Seeing The Hobbit this weekend, I was curious to experience the new 3D HFR technology in action. Traditional movies are projected at 24fps (frames per second) and 3D HFR (high frame rate) doubles that to 48fps. You can search the web for more of a breakdown of the technical details of the technology and it’s pretty entertaining to see the people for it and the many people against it. Director Peter Jackson has some thoughts on it. As well as many critics chiming in on the look of HFR.
How you react to the new look may depend a lot on your current television setup at home. For those who have upgraded their TVs in the past few years, and have a high refresh rate toggled on (120hz or higher), they will adapt the quickest. Those with older TVs may have a little more trouble. The 48fps digital projection shows twice the amount of frames and eliminates the blur from motion we’ve associated with movies for the past many decades. This allows much more detail and crispness, making the picture much more vivid. Some have called it the “soap opera effect” because it recalls the TV from the 80s where afternoon soap operas were shot on standard definition video. Soaps did not look like film and they most certainly looked like video.
So how does the movie look in 3D HFR? Beautiful. The look was crisp and clear, and while it does not look much like traditional film, it does have a vibrance that is not matched by traditional 3D. I’ve gotten used to higher refresh rates so it looked pretty much as I expected it to look. Some have said there is almost too much detail, but why would you not want that type of detail in an epic movie like this? The HFR technology is most noticed when there is action on screen, when the camera is panning and whipping around. The typical blur is replaced by rock solid imagery. I can certainly see why it would be jarring for some, it definitely has a different look to it. In fact this was the first time I went to my local theater to see an FAQ posted on the front door.
As for the movie itself, I have not quite decided my final verdict. It is definitely long and scenes extend well beyond what they need to. It’s a nearly 3 hour movie that could have easily been told in under 2. It’s also very violent for young kids and when it tries to inject the weighty world issues from the earlier “Lord of the Rings” trilogy, into essentially a lighthearted and simple adventure movie, the film looses a bit of its focus. When the next sequel comes out, I’ll decide to see it (the movie does end with a cliff hanger) but I do hope it is a bit shorter and more focused on story/emotion as opposed to dazzling effects. Having said that, I was never bored during The Hobbit, and it was pretty fun. It also had more humor than past movies, which was a welcome change.

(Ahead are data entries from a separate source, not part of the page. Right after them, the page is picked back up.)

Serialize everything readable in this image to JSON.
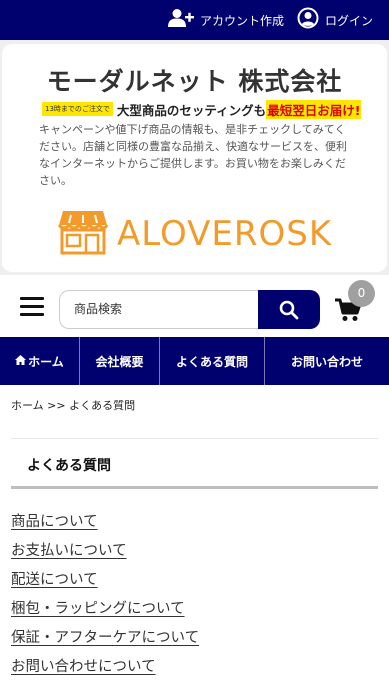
{
  "header": {
    "account_create_label": "アカウント作成",
    "login_label": "ログイン",
    "brand_color": "#00006e",
    "icons": [
      "add-user-icon",
      "user-circle-icon"
    ]
  },
  "banner": {
    "company_name": "モーダルネット 株式会社",
    "promo_cutoff": "13時までのご注文で",
    "promo_main": "大型商品のセッティングも",
    "promo_highlight": "最短翌日お届け!",
    "description": "キャンペーンや値下げ商品の情報も、是非チェックしてみてください。店舗と同様の豊富な品揃え、快適なサービスを、便利なインターネットからご提供します。お買い物をお楽しみください。",
    "logo_text": "ALOVEROSK",
    "logo_color": "#f39b2a"
  },
  "search": {
    "placeholder": "商品検索",
    "value": ""
  },
  "cart": {
    "count": "0"
  },
  "nav": {
    "items": [
      {
        "label": "ホーム",
        "icon": "home-icon"
      },
      {
        "label": "会社概要"
      },
      {
        "label": "よくある質問"
      },
      {
        "label": "お問い合わせ"
      }
    ]
  },
  "breadcrumb": {
    "text": "ホーム >> よくある質問"
  },
  "faq": {
    "title": "よくある質問",
    "links": [
      "商品について",
      "お支払いについて",
      "配送について",
      "梱包・ラッピングについて",
      "保証・アフターケアについて",
      "お問い合わせについて"
    ]
  }
}
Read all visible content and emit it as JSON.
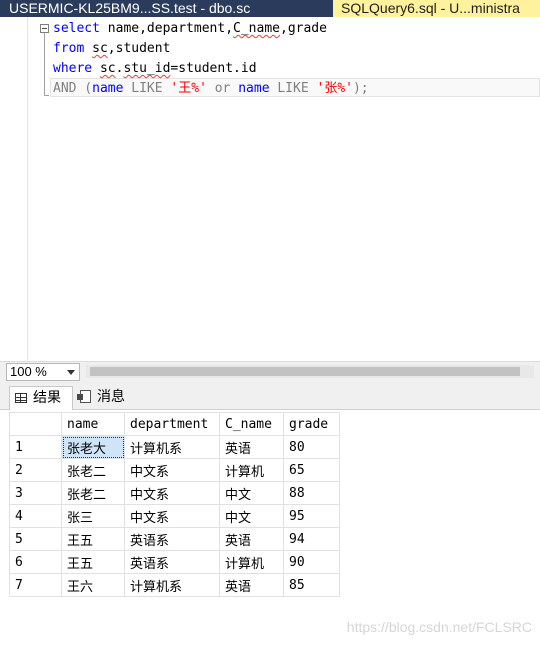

As for 3D HFR, I think it is here to stay. Modern TVs are already adopting the technology and HRF does boost the level of detail especially for these types of movies. But check it out and see what you think. It is a different look, but a good one, and it looks like the future of cinema.